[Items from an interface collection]
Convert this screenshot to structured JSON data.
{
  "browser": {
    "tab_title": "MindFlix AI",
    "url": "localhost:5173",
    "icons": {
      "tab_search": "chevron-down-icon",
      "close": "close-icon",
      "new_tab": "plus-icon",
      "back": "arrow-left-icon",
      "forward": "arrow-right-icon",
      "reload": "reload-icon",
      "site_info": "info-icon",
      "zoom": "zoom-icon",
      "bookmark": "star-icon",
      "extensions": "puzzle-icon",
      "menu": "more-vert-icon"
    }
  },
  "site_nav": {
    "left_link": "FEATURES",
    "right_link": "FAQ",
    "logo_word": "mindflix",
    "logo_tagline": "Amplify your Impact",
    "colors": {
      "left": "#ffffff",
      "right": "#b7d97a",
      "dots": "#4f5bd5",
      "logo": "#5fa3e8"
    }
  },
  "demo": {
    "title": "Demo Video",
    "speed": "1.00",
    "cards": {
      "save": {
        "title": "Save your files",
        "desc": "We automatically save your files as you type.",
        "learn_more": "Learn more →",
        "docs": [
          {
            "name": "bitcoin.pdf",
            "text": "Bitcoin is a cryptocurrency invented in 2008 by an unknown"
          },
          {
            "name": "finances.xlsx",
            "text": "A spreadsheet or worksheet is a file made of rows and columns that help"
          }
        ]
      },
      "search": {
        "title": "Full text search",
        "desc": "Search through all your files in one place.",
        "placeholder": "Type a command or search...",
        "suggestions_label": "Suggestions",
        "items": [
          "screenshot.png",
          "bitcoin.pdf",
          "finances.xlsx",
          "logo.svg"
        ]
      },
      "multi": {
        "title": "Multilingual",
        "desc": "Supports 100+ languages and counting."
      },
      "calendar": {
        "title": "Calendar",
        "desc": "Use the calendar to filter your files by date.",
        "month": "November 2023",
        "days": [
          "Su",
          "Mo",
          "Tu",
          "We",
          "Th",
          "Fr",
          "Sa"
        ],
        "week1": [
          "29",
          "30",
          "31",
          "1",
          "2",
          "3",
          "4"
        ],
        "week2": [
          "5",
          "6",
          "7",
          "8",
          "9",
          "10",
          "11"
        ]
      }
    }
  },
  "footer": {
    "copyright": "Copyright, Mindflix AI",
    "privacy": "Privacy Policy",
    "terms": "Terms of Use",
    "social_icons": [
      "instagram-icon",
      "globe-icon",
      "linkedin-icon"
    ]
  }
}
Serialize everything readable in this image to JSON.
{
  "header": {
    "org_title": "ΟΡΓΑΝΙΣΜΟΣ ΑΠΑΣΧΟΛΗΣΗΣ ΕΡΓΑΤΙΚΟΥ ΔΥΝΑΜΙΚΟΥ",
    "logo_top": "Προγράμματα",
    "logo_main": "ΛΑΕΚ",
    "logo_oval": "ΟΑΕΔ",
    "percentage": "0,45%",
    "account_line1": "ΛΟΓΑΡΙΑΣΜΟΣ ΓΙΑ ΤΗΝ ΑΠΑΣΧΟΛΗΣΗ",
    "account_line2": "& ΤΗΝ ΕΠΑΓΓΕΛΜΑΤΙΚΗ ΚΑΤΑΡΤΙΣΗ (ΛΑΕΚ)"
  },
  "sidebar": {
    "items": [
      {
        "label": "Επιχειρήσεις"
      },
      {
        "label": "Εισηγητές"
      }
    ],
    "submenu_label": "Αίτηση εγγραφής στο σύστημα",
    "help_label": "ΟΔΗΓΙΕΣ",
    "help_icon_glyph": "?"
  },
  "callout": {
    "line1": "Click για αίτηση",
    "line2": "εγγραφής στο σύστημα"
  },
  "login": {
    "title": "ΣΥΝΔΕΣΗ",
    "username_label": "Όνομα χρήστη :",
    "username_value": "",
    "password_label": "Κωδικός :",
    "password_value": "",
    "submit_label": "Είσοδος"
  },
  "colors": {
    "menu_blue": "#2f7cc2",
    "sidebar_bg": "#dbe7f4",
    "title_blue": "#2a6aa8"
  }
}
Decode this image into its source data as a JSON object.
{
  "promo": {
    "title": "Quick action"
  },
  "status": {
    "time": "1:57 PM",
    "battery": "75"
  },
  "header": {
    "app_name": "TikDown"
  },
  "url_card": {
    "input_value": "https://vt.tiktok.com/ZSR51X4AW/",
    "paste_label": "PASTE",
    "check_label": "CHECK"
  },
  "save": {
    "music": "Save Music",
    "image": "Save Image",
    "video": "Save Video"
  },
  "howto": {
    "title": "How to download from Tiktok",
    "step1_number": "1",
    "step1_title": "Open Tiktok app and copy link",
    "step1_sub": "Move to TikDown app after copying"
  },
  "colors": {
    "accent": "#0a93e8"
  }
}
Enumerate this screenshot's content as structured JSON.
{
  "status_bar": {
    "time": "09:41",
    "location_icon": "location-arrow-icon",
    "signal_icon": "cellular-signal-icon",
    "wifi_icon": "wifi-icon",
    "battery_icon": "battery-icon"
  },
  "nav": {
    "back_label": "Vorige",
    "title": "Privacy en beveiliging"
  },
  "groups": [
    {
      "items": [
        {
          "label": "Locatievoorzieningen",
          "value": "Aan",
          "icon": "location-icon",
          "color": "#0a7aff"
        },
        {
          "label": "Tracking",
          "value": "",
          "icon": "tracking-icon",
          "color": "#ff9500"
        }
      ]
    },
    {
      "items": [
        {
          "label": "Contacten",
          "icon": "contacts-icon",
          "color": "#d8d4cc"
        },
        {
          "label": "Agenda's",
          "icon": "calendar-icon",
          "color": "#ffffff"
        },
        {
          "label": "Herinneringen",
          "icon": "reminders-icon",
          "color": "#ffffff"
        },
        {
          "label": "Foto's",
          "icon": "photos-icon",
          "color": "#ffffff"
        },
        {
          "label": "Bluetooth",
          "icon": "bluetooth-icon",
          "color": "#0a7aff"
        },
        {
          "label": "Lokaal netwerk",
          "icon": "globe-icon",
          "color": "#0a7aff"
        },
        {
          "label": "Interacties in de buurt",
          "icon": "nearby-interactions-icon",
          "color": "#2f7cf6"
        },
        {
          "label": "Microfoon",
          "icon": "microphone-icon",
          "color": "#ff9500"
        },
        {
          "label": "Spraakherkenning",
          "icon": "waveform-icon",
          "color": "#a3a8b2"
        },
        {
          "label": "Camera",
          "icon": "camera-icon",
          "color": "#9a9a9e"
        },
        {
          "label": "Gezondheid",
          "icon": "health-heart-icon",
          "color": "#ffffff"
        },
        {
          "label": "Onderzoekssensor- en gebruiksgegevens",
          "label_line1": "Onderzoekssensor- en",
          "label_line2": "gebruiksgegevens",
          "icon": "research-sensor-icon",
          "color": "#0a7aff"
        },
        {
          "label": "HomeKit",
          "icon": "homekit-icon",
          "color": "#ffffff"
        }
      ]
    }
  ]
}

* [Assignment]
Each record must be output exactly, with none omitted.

* [Response to this exercise]
Convert this screenshot to structured JSON data.
{
  "browser": {
    "tab_title": "MindFlix AI",
    "url": "localhost:5173",
    "icons": {
      "tab_search": "chevron-down-icon",
      "close": "close-icon",
      "new_tab": "plus-icon",
      "back": "arrow-left-icon",
      "forward": "arrow-right-icon",
      "reload": "reload-icon",
      "site_info": "info-icon",
      "zoom": "zoom-icon",
      "bookmark": "star-icon",
      "extensions": "puzzle-icon",
      "menu": "more-vert-icon"
    }
  },
  "site_nav": {
    "left_link": "FEATURES",
    "right_link": "FAQ",
    "logo_word": "mindflix",
    "logo_tagline": "Amplify your Impact",
    "colors": {
      "left": "#ffffff",
      "right": "#b7d97a",
      "dots": "#4f5bd5",
      "logo": "#5fa3e8"
    }
  },
  "demo": {
    "title": "Demo Video",
    "speed": "1.00",
    "cards": {
      "save": {
        "title": "Save your files",
        "desc": "We automatically save your files as you type.",
        "learn_more": "Learn more →",
        "docs": [
          {
            "name": "bitcoin.pdf",
            "text": "Bitcoin is a cryptocurrency invented in 2008 by an unknown"
          },
          {
            "name": "finances.xlsx",
            "text": "A spreadsheet or worksheet is a file made of rows and columns that help"
          }
        ]
      },
      "search": {
        "title": "Full text search",
        "desc": "Search through all your files in one place.",
        "placeholder": "Type a command or search...",
        "suggestions_label": "Suggestions",
        "items": [
          "screenshot.png",
          "bitcoin.pdf",
          "finances.xlsx",
          "logo.svg"
        ]
      },
      "multi": {
        "title": "Multilingual",
        "desc": "Supports 100+ languages and counting."
      },
      "calendar": {
        "title": "Calendar",
        "desc": "Use the calendar to filter your files by date.",
        "month": "November 2023",
        "days": [
          "Su",
          "Mo",
          "Tu",
          "We",
          "Th",
          "Fr",
          "Sa"
        ],
        "week1": [
          "29",
          "30",
          "31",
          "1",
          "2",
          "3",
          "4"
        ],
        "week2": [
          "5",
          "6",
          "7",
          "8",
          "9",
          "10",
          "11"
        ]
      }
    }
  },
  "footer": {
    "copyright": "Copyright, Mindflix AI",
    "privacy": "Privacy Policy",
    "terms": "Terms of Use",
    "social_icons": [
      "instagram-icon",
      "globe-icon",
      "linkedin-icon"
    ]
  }
}
Serialize everything readable in this image to JSON.
{
  "header": {
    "org_title": "ΟΡΓΑΝΙΣΜΟΣ ΑΠΑΣΧΟΛΗΣΗΣ ΕΡΓΑΤΙΚΟΥ ΔΥΝΑΜΙΚΟΥ",
    "logo_top": "Προγράμματα",
    "logo_main": "ΛΑΕΚ",
    "logo_oval": "ΟΑΕΔ",
    "percentage": "0,45%",
    "account_line1": "ΛΟΓΑΡΙΑΣΜΟΣ ΓΙΑ ΤΗΝ ΑΠΑΣΧΟΛΗΣΗ",
    "account_line2": "& ΤΗΝ ΕΠΑΓΓΕΛΜΑΤΙΚΗ ΚΑΤΑΡΤΙΣΗ (ΛΑΕΚ)"
  },
  "sidebar": {
    "items": [
      {
        "label": "Επιχειρήσεις"
      },
      {
        "label": "Εισηγητές"
      }
    ],
    "submenu_label": "Αίτηση εγγραφής στο σύστημα",
    "help_label": "ΟΔΗΓΙΕΣ",
    "help_icon_glyph": "?"
  },
  "callout": {
    "line1": "Click για αίτηση",
    "line2": "εγγραφής στο σύστημα"
  },
  "login": {
    "title": "ΣΥΝΔΕΣΗ",
    "username_label": "Όνομα χρήστη :",
    "username_value": "",
    "password_label": "Κωδικός :",
    "password_value": "",
    "submit_label": "Είσοδος"
  },
  "colors": {
    "menu_blue": "#2f7cc2",
    "sidebar_bg": "#dbe7f4",
    "title_blue": "#2a6aa8"
  }
}
Decode this image into its source data as a JSON object.
{
  "promo": {
    "title": "Quick action"
  },
  "status": {
    "time": "1:57 PM",
    "battery": "75"
  },
  "header": {
    "app_name": "TikDown"
  },
  "url_card": {
    "input_value": "https://vt.tiktok.com/ZSR51X4AW/",
    "paste_label": "PASTE",
    "check_label": "CHECK"
  },
  "save": {
    "music": "Save Music",
    "image": "Save Image",
    "video": "Save Video"
  },
  "howto": {
    "title": "How to download from Tiktok",
    "step1_number": "1",
    "step1_title": "Open Tiktok app and copy link",
    "step1_sub": "Move to TikDown app after copying"
  },
  "colors": {
    "accent": "#0a93e8"
  }
}
Enumerate this screenshot's content as structured JSON.
{
  "status_bar": {
    "time": "09:41",
    "location_icon": "location-arrow-icon",
    "signal_icon": "cellular-signal-icon",
    "wifi_icon": "wifi-icon",
    "battery_icon": "battery-icon"
  },
  "nav": {
    "back_label": "Vorige",
    "title": "Privacy en beveiliging"
  },
  "groups": [
    {
      "items": [
        {
          "label": "Locatievoorzieningen",
          "value": "Aan",
          "icon": "location-icon",
          "color": "#0a7aff"
        },
        {
          "label": "Tracking",
          "value": "",
          "icon": "tracking-icon",
          "color": "#ff9500"
        }
      ]
    },
    {
      "items": [
        {
          "label": "Contacten",
          "icon": "contacts-icon",
          "color": "#d8d4cc"
        },
        {
          "label": "Agenda's",
          "icon": "calendar-icon",
          "color": "#ffffff"
        },
        {
          "label": "Herinneringen",
          "icon": "reminders-icon",
          "color": "#ffffff"
        },
        {
          "label": "Foto's",
          "icon": "photos-icon",
          "color": "#ffffff"
        },
        {
          "label": "Bluetooth",
          "icon": "bluetooth-icon",
          "color": "#0a7aff"
        },
        {
          "label": "Lokaal netwerk",
          "icon": "globe-icon",
          "color": "#0a7aff"
        },
        {
          "label": "Interacties in de buurt",
          "icon": "nearby-interactions-icon",
          "color": "#2f7cf6"
        },
        {
          "label": "Microfoon",
          "icon": "microphone-icon",
          "color": "#ff9500"
        },
        {
          "label": "Spraakherkenning",
          "icon": "waveform-icon",
          "color": "#a3a8b2"
        },
        {
          "label": "Camera",
          "icon": "camera-icon",
          "color": "#9a9a9e"
        },
        {
          "label": "Gezondheid",
          "icon": "health-heart-icon",
          "color": "#ffffff"
        },
        {
          "label": "Onderzoekssensor- en gebruiksgegevens",
          "label_line1": "Onderzoekssensor- en",
          "label_line2": "gebruiksgegevens",
          "icon": "research-sensor-icon",
          "color": "#0a7aff"
        },
        {
          "label": "HomeKit",
          "icon": "homekit-icon",
          "color": "#ffffff"
        }
      ]
    }
  ]
}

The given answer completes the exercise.